In a surprise offer Wednesday, the union agreed for the first time to work toward creating parity between US Airways' pilot costs and the average of other major airlines.
During a scheduled meeting with more than 1,000 airline workers in Pittsburgh yesterday, Wolf begged off all questions, saying he wanted to devote his immediate attention to the pilots' latest offer. "He said, 'I want to study it very thoroughly, I want to respond to it very quickly, and I want to respond to it very fairly,' " company spokesman Richard M. Weintraub said.
Weintraub gave no indication, however, just how soon Wolf would respond.
Negotiations continued yesterday in Philadelphia with US Airways President Rakesh Gangwal rejoining the talks.
"It looks like the company is taking our proposal seriously," said Mike Oakey, a spokesman for the US Airways chapter of the Air Line Pilots Association.
The pilots' latest offer calls for cost parity plus 3 percent by 2002; the company has asked for immediate parity plus 1 percent. In addition, the union wants a labor arbitrator to determine the cost difference between pilots at US Airways and the average of pilots at United, American, Delta and Northwest. The company had proposed that an independent auditor determine that figure.
Once a cost difference is determined, pilots would be allowed, under the company's proposal, to determine how to arrive at an equal cost structure. Adjustments and cuts could come in productivity, wages and benefits and financial returns.
While significant differences remain, the letter demonstrated movement as the airline faces a Sept. 30 deadline to affirm its $14 billion order for 120 Airbus jets, with an option for 280 more. US Airways has repeatedly said that confirmation of the deal depends on first achieving a cost-cutting pact with its unionized workers. Until Wednesday, pilots had not agreed to the concept of parity.

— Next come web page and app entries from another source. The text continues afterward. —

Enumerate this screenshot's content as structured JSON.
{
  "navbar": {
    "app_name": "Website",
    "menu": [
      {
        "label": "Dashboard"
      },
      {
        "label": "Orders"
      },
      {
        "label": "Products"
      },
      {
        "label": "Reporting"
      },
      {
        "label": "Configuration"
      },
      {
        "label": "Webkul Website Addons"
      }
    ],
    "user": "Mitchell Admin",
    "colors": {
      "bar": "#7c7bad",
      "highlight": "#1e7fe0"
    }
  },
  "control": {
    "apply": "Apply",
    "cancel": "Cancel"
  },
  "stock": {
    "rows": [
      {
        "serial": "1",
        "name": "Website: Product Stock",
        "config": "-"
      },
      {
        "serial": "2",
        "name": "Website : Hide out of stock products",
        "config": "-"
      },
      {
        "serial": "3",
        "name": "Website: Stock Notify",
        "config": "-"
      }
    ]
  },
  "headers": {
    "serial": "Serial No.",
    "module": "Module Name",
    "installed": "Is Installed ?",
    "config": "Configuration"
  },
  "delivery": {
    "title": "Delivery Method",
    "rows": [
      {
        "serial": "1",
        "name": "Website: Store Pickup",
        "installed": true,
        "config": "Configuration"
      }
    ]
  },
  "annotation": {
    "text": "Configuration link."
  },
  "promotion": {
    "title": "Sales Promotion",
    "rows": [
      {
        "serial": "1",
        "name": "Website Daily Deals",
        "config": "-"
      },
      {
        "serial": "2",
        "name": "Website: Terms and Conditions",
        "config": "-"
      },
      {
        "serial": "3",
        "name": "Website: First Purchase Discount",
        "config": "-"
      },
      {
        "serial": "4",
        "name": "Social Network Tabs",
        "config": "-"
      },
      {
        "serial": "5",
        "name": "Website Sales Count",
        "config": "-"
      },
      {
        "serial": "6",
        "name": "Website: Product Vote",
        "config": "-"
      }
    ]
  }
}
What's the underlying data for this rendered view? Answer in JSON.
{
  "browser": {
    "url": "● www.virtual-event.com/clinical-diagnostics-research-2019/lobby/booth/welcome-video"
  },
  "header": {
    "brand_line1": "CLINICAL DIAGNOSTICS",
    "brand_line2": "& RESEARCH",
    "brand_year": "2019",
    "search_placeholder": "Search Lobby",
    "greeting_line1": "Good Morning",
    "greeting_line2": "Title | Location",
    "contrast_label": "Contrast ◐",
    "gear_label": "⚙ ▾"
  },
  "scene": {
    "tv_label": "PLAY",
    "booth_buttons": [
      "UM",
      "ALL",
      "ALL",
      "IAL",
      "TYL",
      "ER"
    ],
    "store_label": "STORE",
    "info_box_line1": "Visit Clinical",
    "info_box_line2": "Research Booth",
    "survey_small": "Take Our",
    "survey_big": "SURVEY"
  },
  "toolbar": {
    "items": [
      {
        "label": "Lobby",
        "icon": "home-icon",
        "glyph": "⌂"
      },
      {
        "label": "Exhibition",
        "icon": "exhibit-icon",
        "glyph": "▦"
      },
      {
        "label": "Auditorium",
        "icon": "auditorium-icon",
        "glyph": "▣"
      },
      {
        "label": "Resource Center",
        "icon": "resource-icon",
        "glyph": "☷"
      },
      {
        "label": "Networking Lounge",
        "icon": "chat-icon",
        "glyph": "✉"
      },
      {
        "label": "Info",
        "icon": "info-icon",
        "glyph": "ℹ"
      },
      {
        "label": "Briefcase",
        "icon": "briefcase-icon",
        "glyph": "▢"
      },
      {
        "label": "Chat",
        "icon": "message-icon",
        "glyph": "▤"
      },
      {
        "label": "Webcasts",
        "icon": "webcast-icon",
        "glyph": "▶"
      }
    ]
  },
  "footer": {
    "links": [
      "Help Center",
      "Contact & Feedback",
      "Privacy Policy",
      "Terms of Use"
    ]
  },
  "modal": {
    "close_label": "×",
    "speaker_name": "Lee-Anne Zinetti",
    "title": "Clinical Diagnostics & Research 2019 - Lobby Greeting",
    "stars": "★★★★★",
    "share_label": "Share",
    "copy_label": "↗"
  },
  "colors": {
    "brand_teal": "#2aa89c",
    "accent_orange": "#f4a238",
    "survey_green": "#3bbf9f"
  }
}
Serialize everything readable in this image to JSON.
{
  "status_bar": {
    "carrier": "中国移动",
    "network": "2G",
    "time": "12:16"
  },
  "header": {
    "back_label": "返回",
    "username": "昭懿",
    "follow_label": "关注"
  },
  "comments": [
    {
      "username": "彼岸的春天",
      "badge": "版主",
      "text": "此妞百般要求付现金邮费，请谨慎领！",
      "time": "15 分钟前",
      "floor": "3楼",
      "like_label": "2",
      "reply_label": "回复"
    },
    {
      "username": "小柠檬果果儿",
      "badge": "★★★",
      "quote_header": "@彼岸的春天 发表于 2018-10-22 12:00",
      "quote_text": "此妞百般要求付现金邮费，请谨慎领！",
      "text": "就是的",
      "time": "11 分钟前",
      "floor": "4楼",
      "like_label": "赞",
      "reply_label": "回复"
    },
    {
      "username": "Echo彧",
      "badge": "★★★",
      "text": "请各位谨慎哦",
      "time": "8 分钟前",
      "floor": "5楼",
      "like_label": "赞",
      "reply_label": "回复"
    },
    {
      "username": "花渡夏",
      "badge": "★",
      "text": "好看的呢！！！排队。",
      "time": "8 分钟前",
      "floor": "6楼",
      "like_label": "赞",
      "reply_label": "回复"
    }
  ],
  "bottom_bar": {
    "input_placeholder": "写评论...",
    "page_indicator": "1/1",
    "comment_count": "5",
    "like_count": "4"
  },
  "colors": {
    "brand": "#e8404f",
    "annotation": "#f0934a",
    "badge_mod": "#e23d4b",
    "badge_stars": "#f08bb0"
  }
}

With frustration mounting on both sides, the company this week began a series of meetings -- its second such round since April -- with employees in different key cities. The existence of the new proposal came to light during a meeting Wednesday afternoon in Charlotte, N.C.
Oakey said the pilots wanted to get the talks "off dead center." He characterized the latest offer as a "big Christmas present to ++ the company."
"We're anticipating a positive response," he added.
In a letter to Gangwal Wednesday, ALPA negotiating committee chairman Chris Beebe accepted a number of conditions sought by the company, including allocating 54 airplanes to US Airways' planned low-cost division, reducing its 7 percent pay increase, modifying a job security proposal and moving toward an agreement for early retirement by 500 pilots.
The union also offered to put 22 percent of the airline into the proposed low-cost division; the company is seeking 28 percent.
In return, the pilots sought a growth guarantee and enhanced job security. In addition, they want the company to recall the 101 pilots that it has furloughed this year and abandon plans to lay off another 42 pilots in October. The union also wants a seat on the airline's board and a substantial equity package, though reduced from an original proposal calling for $900 million.
Even if the two sides reach an agreement shortly, a formal ratification vote among the union's 4,800 pilots is unlikely before the Sept. 30 deadline with Airbus, Oakey said.
"But I think you could get something where they agreed in principle," he said. "And maybe that would be enough for the company to feel comfortable enough to affirm the Airbus order."
The company reached highly favorable terms with Airbus so it can replace older aircraft, start to simplify its costly, hodgepodge fleet and grow by adding more flights in new markets.
Wolf said Wednesday the deadline cannot be extended because Airbus, faced with a growing demand for aircraft, could easily sell the planes at much higher prices.
Pub Date: 9/19/97